Israel can only retain its Jewish character if it retains its Jewish population and attracts Jews around the world to choose it as their place of abode. But this can only happen if Israel affords them acceptable security and prosperity. Nothing would make it a less inviting choice than visiting the realities of Sderot on upmarket locations like Ramat Aviv and Ra’anana, Ramat Gan and Rishon Lezion – and, oh yes, Herzliya, where Oren has recently taken up a teaching position at the Interdisciplinary Center.
I urge him to consider the demographic impact of ongoing volleys of Kassam rockets landing in the vicinity of the IDC-campus – situated barely 11 km. from the pre-1967 lines…
My challenge to Oren
I hereby challenge Oren to meet me in open debate to address the points raised in this essay, and many that I have not – but that necessarily emerge from his policy prescriptions.
I challenge him to produce a map delineating the frontiers to which he sees Israel unilaterally withdrawing, and to explain how they will be delineated and secured.
I challenge him to stipulate whether Palestinian villages like Rantis and E-Luban that overlook the runway at Ben-Gurion Airport, will or will not be under Israeli control. And the hills of northern Samaria that dominate the massive Rabin power station adjacent to prestigious Caesarea, home to many from Israel’s moneyed classes?
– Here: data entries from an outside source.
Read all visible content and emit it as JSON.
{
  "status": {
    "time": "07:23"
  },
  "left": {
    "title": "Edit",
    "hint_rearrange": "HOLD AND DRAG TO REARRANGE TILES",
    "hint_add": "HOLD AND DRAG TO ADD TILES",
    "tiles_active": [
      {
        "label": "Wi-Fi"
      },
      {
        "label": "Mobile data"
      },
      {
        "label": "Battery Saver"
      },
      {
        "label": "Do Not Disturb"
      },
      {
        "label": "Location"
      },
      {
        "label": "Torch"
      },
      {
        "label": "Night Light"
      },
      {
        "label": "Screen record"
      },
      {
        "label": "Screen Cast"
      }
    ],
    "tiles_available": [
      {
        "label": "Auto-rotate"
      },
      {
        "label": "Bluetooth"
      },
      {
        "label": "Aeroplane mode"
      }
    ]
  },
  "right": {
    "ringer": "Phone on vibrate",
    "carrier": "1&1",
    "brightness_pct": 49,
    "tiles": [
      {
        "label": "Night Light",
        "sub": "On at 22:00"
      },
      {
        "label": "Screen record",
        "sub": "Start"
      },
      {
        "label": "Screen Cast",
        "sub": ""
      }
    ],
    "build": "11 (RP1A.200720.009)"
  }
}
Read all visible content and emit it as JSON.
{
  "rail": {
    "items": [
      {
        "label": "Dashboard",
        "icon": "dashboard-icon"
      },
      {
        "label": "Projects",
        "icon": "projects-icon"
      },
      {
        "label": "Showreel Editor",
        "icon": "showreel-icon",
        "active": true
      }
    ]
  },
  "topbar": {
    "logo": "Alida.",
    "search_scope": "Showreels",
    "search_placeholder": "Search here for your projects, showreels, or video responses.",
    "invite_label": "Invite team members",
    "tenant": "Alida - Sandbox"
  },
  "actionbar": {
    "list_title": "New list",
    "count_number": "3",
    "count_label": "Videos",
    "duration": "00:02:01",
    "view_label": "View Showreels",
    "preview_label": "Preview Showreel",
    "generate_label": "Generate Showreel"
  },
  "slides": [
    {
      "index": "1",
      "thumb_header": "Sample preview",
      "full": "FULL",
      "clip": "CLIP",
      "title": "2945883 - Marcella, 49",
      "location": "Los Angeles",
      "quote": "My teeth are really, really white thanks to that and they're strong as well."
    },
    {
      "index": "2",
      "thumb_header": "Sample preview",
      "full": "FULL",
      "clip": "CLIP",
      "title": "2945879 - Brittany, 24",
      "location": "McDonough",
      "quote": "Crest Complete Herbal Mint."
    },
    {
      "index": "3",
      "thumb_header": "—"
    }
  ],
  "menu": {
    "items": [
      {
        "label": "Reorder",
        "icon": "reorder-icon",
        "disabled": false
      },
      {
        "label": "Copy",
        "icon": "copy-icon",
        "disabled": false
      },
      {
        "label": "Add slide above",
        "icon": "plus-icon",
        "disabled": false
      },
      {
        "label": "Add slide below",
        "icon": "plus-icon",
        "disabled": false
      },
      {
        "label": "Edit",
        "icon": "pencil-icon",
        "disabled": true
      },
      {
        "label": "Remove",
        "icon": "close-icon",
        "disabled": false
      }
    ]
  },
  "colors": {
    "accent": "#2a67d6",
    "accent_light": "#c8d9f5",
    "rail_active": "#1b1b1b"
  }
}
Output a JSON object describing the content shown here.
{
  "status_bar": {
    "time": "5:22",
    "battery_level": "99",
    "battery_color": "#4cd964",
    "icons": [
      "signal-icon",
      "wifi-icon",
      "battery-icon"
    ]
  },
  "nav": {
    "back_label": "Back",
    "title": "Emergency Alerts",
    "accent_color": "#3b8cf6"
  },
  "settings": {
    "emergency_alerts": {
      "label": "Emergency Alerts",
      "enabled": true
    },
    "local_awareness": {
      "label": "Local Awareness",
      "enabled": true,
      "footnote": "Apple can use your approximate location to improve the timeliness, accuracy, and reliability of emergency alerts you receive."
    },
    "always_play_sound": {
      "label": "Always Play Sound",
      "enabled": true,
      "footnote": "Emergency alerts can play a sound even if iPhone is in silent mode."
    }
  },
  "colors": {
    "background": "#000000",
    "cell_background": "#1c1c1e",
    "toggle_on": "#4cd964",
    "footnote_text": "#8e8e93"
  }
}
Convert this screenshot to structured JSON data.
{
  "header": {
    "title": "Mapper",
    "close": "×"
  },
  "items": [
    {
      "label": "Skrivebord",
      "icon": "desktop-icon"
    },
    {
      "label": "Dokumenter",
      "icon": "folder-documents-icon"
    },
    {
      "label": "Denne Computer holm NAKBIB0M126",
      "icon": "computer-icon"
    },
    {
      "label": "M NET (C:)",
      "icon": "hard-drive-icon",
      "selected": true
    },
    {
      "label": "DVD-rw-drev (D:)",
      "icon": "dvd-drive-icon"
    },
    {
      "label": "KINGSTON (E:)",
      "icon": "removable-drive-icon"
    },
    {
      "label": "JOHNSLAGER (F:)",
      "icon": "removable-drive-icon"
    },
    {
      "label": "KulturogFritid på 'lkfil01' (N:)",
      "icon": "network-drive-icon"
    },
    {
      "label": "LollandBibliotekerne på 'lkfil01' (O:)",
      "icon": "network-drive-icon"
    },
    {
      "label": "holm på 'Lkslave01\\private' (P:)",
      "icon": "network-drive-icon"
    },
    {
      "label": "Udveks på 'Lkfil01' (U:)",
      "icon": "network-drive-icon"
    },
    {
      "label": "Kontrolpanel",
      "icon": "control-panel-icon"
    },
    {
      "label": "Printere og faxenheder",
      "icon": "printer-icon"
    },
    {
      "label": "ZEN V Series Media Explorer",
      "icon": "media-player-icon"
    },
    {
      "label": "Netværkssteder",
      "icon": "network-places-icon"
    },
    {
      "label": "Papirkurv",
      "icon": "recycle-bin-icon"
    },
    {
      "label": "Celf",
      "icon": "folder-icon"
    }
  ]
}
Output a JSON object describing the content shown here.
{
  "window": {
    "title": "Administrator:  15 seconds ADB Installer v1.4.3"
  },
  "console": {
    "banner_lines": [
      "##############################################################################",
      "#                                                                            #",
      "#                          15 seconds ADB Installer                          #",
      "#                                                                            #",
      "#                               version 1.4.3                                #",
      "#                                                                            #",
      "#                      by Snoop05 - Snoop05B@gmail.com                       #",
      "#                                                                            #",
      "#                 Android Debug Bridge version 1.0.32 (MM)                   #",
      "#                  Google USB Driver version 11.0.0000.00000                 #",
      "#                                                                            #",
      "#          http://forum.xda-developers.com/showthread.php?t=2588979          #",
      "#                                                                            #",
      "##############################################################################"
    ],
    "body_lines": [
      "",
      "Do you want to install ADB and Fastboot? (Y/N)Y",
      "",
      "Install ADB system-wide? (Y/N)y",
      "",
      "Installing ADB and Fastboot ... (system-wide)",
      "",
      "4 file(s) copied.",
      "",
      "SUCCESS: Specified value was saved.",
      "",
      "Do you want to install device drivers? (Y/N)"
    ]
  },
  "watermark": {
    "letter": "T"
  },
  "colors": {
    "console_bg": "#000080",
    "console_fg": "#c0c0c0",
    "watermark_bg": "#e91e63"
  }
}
And what of areas abutting the Trans-Israel Highway (Route 6) and the approaches to Jerusalem?
I challenge him to specify whom he sees as administering the “unoccupied” Palestinian territories. Who will supply them water, electricity, postal services, tax collection? If, as is likely, the Palestinian Authority will – with good reason – refuse to take responsibility for what Israel deigns to confer to it unilaterally, who will provide civilian services to the population? And if, as in Gaza, extremists take over the reins of power, how would he recommend Israel respond? Who would be responsible for health issues, sewage, pollution control…? I challenge him to address these and numerous other issues that would drastically impact the lives of all Israelis… and the decisions of those contemplating becoming Israelis.
If he cannot do so convincingly, I call on him to desist from advancing the perilous idea of unilateralism.
Unilateralism as intellectual surrender
In conclusion, unilateralism is not a well thought out strategic choice. It is a knee-jerk reaction of those who oppose the settlement enterprise, a flimsy excuse rather than a serious policy option.
It reflects, at best intellectual surrender, at worst a preference to make Israel’s situation untenable rather than admit to error.
Martin Sherman ( is the founder and executive director of the Israel Institute for Strategic Studies. (